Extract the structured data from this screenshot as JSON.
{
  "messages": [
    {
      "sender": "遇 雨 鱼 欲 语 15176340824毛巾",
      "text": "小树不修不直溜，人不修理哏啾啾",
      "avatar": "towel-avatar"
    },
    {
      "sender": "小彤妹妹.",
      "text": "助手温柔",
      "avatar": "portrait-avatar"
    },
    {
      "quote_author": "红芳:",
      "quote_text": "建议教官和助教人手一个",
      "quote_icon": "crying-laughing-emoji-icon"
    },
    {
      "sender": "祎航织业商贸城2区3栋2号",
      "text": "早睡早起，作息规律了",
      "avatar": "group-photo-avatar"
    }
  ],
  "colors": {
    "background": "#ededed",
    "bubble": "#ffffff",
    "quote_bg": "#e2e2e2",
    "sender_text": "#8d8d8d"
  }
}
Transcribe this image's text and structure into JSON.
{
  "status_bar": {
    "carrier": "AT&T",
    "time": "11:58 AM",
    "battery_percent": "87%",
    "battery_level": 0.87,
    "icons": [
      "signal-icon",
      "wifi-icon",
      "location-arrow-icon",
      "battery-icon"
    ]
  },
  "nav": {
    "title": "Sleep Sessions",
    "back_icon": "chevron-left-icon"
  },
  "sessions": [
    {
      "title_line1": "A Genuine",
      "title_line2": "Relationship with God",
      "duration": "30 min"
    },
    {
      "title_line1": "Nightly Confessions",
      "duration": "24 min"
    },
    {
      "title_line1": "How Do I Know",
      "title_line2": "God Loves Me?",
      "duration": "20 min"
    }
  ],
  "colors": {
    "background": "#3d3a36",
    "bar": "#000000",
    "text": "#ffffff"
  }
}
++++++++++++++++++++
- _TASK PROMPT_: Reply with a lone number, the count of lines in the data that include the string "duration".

- _ANSWER TO THIS PROBLEM_: 3